Strawberries, Neurons, and Red
If the color we perceive were created by the brain – like most neuroscientists claim – the physical world we live in ought to be colorless. However, if colors (or any quality we may have an experience of) were not in the physical world, how could it be possible that we perceive them?
The easiness with which most scientific educate readers have faith that “neurons are the ones” is nothing short of a messianic religious belief that eventually we will all be resurrected. In the last couple of decades, scientists of all areas have invested a lot of energy in the quest for a neural mechanism capable of producing our everyday conscious experience. Yet, the fact is that, so far, nobody has a clue.
Can we really believe that everything we experience – from pains to colors, from pictures to music – is nothing more than an appearance concocted by our neurons? Why should it be easier for neurons to transmogrify neural firings into music than for a cello to shape airwaves into music?
The notion that the brain create meaning to be associated to a meaningless world is absurd since, if it were true, the brain, being part of the world, would be meaningless too.
So, one may venture to consider a rather unexpected and controversial hypothesis – namely that what we call consciousness is the world we live in. Our experience is neither an inner world nor an internal representation nor a virtual model. It is not how the world appears, but what the world is.

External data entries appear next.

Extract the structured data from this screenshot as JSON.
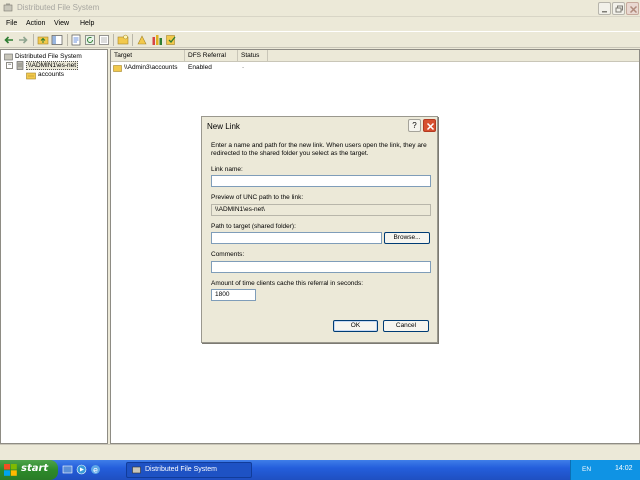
{
  "window": {
    "title": "Distributed File System"
  },
  "menu": {
    "file": "File",
    "action": "Action",
    "view": "View",
    "help": "Help"
  },
  "tree": {
    "root": "Distributed File System",
    "server": "\\\\ADMIN1\\es-net",
    "child": "accounts"
  },
  "list": {
    "columns": [
      "Target",
      "DFS Referral",
      "Status"
    ],
    "rows": [
      {
        "target": "\\\\Admin3\\accounts",
        "referral": "Enabled",
        "status": "-"
      }
    ]
  },
  "dialog": {
    "title": "New Link",
    "help_glyph": "?",
    "intro": "Enter a name and path for the new link. When users open the link, they are redirected to the shared folder you select as the target.",
    "link_name_label": "Link name:",
    "link_name_value": "",
    "preview_label": "Preview of UNC path to the link:",
    "preview_value": "\\\\ADMIN1\\es-net\\",
    "path_label": "Path to target (shared folder):",
    "path_value": "",
    "browse_label": "Browse...",
    "comments_label": "Comments:",
    "comments_value": "",
    "cache_label": "Amount of time clients cache this referral in seconds:",
    "cache_value": "1800",
    "ok_label": "OK",
    "cancel_label": "Cancel"
  },
  "taskbar": {
    "start_label": "start",
    "task_label": "Distributed File System",
    "language": "EN",
    "clock": "14:02"
  },
  "colors": {
    "taskbar_blue": "#245edb",
    "start_green": "#2d8a2a",
    "tray_blue": "#0f93e4"
  }
}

I experience a red apple, because, for a moment, I am identical with the red apple I have an experience of.
Cambridge, MIT, 9 February 2014